## Activity
From the records that follow, copy every line that contains the word "John".

*** Opening of Source information ***

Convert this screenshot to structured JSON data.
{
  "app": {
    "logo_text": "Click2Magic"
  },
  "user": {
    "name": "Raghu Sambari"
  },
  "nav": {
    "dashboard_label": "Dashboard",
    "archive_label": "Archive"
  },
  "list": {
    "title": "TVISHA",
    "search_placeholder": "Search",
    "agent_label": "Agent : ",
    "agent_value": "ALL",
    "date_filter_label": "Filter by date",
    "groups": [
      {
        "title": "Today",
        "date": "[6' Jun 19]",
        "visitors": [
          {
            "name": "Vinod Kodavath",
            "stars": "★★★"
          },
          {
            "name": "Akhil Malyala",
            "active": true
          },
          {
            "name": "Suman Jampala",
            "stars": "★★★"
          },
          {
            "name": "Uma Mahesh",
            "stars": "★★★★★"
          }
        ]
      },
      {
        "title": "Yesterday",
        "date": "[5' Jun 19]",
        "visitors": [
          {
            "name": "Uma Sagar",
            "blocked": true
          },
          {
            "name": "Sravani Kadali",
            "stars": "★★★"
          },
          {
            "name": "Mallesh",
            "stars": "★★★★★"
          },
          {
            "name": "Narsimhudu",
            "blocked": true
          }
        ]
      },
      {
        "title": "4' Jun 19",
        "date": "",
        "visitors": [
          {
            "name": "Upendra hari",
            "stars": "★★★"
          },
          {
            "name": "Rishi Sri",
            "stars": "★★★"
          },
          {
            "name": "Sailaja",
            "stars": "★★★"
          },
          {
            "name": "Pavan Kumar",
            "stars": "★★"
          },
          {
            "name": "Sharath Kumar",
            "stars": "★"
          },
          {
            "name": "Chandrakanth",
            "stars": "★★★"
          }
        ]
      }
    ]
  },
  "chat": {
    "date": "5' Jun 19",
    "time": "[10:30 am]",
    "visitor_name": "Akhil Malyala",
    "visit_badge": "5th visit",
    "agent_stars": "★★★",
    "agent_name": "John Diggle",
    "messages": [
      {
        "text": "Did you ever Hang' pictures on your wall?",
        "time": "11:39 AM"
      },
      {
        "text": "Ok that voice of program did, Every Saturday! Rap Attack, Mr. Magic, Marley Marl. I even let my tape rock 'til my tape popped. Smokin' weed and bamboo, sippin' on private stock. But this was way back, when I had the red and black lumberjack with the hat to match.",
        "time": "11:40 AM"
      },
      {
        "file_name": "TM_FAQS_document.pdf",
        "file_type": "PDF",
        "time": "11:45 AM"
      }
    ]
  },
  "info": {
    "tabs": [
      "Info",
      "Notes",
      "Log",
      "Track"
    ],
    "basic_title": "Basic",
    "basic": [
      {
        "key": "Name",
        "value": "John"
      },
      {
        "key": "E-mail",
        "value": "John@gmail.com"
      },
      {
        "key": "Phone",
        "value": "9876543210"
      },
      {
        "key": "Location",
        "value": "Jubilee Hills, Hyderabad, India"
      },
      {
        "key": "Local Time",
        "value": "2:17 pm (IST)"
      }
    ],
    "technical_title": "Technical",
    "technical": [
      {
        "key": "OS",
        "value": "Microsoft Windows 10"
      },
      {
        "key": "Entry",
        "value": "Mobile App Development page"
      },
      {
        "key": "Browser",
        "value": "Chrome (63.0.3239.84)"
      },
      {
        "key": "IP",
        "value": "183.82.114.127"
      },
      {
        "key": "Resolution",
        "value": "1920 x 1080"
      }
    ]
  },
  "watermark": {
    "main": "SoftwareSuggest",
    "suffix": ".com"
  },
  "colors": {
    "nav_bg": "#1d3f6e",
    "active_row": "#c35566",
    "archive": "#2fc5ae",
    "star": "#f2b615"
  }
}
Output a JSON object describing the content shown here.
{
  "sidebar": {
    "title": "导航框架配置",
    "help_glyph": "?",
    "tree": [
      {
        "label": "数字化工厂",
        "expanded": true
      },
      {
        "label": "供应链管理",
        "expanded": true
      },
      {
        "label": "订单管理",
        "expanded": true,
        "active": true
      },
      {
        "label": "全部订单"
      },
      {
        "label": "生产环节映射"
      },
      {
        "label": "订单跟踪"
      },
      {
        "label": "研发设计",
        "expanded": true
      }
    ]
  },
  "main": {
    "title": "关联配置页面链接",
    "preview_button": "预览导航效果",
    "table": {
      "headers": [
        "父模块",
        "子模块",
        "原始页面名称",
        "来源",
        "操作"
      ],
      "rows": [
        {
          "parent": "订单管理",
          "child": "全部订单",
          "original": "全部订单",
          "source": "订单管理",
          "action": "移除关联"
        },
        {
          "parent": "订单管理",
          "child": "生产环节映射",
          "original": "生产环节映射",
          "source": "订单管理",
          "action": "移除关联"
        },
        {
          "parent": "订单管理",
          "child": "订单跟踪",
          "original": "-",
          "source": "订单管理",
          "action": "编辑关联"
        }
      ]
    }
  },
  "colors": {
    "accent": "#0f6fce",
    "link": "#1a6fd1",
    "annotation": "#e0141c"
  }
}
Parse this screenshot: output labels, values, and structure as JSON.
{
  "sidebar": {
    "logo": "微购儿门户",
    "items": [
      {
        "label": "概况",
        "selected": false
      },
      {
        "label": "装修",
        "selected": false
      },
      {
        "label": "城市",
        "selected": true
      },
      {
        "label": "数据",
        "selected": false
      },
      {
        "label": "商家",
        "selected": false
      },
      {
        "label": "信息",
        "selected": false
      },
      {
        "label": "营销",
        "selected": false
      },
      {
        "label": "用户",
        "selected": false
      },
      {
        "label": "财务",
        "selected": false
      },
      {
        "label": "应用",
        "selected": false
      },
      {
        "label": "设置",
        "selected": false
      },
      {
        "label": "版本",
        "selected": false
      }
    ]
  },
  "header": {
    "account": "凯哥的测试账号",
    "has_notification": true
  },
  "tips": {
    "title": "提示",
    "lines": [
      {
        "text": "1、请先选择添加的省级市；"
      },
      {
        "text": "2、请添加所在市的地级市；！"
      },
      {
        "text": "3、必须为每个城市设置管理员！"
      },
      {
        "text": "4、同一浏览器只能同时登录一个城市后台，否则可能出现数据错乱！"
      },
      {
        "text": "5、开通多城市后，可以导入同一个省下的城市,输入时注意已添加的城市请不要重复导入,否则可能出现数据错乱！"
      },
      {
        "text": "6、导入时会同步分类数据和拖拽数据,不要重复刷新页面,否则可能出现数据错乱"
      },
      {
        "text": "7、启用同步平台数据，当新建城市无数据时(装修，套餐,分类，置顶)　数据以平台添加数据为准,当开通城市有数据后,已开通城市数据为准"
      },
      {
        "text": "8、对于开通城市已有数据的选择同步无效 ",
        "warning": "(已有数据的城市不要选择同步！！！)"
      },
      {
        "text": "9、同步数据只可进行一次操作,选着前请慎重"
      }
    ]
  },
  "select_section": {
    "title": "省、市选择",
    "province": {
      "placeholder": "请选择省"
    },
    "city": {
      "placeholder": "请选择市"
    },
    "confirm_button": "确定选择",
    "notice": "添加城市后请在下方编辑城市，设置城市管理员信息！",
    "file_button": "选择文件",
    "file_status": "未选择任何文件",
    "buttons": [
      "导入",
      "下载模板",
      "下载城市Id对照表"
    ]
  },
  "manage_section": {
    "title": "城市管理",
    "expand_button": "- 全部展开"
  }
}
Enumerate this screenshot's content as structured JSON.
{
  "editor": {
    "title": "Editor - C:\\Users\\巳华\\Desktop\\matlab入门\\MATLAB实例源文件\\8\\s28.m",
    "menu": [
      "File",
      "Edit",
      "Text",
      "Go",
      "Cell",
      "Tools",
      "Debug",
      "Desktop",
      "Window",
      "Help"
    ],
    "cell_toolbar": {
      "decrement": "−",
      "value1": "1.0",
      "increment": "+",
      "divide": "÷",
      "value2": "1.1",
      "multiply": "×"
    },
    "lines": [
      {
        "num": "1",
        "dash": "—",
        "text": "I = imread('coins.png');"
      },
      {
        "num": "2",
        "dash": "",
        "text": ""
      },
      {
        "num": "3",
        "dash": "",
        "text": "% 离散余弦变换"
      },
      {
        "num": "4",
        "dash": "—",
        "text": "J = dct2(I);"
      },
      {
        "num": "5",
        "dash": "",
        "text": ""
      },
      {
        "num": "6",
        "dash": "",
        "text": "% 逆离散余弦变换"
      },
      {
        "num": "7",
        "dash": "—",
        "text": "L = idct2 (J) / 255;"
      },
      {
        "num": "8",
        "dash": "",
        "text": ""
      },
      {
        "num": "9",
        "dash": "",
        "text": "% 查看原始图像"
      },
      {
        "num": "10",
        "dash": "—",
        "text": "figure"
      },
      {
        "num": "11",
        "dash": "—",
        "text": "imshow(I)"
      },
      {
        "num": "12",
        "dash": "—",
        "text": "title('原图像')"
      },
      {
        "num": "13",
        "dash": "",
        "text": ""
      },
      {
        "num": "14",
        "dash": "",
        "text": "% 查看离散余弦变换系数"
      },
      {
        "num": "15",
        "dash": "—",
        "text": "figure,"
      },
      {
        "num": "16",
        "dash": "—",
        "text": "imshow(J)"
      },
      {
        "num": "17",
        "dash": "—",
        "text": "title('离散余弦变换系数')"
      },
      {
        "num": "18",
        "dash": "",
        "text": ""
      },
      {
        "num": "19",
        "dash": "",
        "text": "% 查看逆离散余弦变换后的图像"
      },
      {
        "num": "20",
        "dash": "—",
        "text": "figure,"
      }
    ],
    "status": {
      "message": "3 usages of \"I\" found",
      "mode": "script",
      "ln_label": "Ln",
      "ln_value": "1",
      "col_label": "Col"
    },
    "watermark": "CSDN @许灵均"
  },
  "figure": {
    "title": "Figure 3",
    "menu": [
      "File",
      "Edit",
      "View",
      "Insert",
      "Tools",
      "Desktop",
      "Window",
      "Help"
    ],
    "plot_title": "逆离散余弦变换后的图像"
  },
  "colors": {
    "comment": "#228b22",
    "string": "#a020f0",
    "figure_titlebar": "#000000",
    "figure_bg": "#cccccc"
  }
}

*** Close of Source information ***

## Result of the exercise
    "agent_name": "John Diggle",
        "value": "John"
        "value": "John@gmail.com"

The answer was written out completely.